*EXERCISE AIM*
Print out the entries that follow exactly, missing none.

________________

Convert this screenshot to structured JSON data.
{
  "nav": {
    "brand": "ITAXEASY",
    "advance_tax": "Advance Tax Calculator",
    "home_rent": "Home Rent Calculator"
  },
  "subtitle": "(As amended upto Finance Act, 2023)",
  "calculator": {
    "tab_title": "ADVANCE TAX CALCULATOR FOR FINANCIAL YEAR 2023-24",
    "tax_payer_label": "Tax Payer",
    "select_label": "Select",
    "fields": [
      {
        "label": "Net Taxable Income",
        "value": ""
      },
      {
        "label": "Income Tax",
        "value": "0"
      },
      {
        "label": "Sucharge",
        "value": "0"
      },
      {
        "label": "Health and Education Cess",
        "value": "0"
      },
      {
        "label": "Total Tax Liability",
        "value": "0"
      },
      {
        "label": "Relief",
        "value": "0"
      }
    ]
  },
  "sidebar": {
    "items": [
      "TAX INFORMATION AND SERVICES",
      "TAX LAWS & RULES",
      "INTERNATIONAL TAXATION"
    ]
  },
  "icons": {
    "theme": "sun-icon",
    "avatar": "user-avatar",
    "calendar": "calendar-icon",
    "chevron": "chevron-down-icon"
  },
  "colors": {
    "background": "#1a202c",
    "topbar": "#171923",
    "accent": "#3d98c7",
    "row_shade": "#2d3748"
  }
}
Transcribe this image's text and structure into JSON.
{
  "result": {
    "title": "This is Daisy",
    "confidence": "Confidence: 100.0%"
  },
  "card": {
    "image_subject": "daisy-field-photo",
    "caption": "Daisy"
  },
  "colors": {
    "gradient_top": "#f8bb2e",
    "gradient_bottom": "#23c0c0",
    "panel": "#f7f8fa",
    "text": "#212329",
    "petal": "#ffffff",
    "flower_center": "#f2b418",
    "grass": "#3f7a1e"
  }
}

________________

*TASK OUTPUT*
Convert this screenshot to structured JSON data.
{
  "nav": {
    "brand": "ITAXEASY",
    "advance_tax": "Advance Tax Calculator",
    "home_rent": "Home Rent Calculator"
  },
  "subtitle": "(As amended upto Finance Act, 2023)",
  "calculator": {
    "tab_title": "ADVANCE TAX CALCULATOR FOR FINANCIAL YEAR 2023-24",
    "tax_payer_label": "Tax Payer",
    "select_label": "Select",
    "fields": [
      {
        "label": "Net Taxable Income",
        "value": ""
      },
      {
        "label": "Income Tax",
        "value": "0"
      },
      {
        "label": "Sucharge",
        "value": "0"
      },
      {
        "label": "Health and Education Cess",
        "value": "0"
      },
      {
        "label": "Total Tax Liability",
        "value": "0"
      },
      {
        "label": "Relief",
        "value": "0"
      }
    ]
  },
  "sidebar": {
    "items": [
      "TAX INFORMATION AND SERVICES",
      "TAX LAWS & RULES",
      "INTERNATIONAL TAXATION"
    ]
  },
  "icons": {
    "theme": "sun-icon",
    "avatar": "user-avatar",
    "calendar": "calendar-icon",
    "chevron": "chevron-down-icon"
  },
  "colors": {
    "background": "#1a202c",
    "topbar": "#171923",
    "accent": "#3d98c7",
    "row_shade": "#2d3748"
  }
}
Transcribe this image's text and structure into JSON.
{
  "result": {
    "title": "This is Daisy",
    "confidence": "Confidence: 100.0%"
  },
  "card": {
    "image_subject": "daisy-field-photo",
    "caption": "Daisy"
  },
  "colors": {
    "gradient_top": "#f8bb2e",
    "gradient_bottom": "#23c0c0",
    "panel": "#f7f8fa",
    "text": "#212329",
    "petal": "#ffffff",
    "flower_center": "#f2b418",
    "grass": "#3f7a1e"
  }
}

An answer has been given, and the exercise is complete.